[Excerpts from an interface dataset]

[Start of section]

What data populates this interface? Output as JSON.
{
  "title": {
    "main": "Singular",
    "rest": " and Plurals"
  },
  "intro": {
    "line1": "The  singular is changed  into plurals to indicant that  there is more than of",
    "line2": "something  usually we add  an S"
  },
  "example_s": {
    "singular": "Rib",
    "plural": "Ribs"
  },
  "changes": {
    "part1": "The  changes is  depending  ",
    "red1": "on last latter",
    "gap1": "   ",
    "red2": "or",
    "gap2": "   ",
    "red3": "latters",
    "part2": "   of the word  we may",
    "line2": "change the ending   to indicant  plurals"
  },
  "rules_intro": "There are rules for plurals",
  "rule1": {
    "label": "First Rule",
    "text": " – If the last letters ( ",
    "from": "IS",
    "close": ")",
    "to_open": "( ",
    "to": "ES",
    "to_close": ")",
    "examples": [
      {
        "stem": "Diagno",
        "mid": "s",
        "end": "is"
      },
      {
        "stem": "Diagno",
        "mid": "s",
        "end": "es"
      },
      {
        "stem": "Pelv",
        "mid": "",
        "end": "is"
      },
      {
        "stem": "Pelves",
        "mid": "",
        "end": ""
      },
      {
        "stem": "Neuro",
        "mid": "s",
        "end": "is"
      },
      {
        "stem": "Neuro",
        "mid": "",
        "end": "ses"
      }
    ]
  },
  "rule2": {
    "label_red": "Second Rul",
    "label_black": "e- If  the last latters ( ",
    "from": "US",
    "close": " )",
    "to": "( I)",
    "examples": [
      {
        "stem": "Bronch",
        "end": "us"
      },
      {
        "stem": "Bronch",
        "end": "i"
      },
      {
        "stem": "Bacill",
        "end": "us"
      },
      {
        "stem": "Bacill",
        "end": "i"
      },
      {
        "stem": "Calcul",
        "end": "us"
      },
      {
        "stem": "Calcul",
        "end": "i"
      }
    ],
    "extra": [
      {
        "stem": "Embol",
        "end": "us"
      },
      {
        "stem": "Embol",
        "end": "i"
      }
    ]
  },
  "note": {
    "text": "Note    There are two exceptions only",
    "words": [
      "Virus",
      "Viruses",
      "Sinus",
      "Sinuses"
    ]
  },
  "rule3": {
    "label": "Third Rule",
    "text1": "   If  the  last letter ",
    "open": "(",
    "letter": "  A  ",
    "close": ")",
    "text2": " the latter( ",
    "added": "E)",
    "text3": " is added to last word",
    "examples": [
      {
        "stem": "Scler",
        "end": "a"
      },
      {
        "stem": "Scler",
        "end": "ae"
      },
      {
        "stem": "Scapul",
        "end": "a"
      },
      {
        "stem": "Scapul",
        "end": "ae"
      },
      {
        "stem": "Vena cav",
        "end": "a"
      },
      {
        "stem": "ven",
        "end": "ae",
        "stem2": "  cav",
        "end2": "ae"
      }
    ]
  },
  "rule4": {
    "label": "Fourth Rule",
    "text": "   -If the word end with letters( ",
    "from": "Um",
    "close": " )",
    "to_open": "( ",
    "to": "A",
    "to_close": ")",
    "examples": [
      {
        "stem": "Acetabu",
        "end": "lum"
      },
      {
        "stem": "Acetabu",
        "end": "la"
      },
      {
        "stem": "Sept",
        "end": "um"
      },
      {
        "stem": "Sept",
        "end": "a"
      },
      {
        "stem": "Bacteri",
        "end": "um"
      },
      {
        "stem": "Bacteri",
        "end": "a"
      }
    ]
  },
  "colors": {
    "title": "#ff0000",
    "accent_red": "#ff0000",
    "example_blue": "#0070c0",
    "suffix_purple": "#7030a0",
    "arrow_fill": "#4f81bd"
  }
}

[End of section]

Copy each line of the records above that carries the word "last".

_ANSWER TO THIS EXERCISE_
    "red1": "on last latter",
    "text": " – If the last letters ( ",
    "label_black": "e- If  the last latters ( ",
    "text1": "   If  the  last letter ",
    "text3": " is added to last word",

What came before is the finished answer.